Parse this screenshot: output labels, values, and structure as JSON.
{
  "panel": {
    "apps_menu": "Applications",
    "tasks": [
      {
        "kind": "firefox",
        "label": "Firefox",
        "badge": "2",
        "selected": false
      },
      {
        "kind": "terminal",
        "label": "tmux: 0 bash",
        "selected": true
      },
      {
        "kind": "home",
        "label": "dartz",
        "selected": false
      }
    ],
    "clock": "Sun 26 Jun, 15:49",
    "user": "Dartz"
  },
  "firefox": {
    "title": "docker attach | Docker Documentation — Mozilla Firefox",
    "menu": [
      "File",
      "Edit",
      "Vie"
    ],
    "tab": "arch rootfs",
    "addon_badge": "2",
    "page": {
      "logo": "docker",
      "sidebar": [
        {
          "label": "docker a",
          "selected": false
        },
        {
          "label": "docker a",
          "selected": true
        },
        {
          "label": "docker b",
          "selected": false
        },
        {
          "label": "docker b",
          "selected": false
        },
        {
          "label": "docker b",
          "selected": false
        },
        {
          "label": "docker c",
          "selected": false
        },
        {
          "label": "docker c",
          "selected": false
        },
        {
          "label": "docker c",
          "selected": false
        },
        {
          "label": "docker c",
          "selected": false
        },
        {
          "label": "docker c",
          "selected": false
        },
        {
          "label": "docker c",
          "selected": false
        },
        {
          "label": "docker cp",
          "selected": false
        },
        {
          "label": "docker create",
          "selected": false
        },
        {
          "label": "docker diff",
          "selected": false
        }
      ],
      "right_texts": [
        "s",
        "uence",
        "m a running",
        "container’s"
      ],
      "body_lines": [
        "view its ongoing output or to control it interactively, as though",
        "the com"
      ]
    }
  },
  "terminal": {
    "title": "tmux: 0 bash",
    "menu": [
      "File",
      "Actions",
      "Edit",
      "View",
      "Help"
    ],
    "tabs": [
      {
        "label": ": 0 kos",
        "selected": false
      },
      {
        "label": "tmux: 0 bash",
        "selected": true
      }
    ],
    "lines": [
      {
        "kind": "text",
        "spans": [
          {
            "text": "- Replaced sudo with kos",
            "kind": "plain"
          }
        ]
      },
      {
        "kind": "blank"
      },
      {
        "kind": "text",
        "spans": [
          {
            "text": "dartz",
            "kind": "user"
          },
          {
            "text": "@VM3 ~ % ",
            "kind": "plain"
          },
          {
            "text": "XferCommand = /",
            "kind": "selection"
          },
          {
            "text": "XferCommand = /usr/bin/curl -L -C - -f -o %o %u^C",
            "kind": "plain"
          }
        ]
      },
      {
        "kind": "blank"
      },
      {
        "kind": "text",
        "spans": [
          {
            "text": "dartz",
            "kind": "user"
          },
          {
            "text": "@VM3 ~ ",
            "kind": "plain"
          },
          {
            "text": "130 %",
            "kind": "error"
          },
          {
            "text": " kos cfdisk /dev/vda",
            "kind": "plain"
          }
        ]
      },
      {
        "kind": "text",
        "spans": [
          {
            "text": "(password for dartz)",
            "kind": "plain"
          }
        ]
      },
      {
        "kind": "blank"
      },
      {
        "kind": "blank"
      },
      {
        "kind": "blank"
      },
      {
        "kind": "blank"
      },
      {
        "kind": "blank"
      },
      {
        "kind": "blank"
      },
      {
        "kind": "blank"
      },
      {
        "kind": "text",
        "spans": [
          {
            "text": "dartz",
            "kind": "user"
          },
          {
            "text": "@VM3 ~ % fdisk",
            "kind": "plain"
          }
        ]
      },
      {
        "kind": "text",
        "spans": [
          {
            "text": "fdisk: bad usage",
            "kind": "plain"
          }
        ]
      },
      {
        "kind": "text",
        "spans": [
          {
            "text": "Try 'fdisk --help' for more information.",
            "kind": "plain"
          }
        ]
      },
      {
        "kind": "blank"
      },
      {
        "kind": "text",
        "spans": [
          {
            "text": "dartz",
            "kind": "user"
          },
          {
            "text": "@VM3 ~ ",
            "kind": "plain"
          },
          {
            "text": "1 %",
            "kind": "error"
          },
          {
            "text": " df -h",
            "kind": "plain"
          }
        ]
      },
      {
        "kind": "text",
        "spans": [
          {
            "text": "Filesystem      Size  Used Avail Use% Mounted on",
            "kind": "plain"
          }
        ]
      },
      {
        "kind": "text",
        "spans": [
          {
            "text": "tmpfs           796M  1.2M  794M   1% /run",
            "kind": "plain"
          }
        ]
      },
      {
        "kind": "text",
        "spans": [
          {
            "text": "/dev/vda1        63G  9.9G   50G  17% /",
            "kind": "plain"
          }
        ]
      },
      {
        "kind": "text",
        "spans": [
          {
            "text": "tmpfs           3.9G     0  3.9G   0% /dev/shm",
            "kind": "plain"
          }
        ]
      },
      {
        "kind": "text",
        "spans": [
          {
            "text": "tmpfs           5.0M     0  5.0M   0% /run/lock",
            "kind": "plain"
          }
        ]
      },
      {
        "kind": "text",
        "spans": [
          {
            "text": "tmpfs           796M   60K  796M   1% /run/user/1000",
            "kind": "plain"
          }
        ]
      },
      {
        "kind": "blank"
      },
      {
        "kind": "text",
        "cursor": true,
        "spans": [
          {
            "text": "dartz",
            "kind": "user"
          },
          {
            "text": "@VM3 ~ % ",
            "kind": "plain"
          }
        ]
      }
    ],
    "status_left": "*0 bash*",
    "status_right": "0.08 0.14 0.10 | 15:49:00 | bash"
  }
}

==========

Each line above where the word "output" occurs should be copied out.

**RESULT BELOW:**
Parse this screenshot: output labels, values, and structure as JSON.
        "view its ongoing output or to control it interactively, as though",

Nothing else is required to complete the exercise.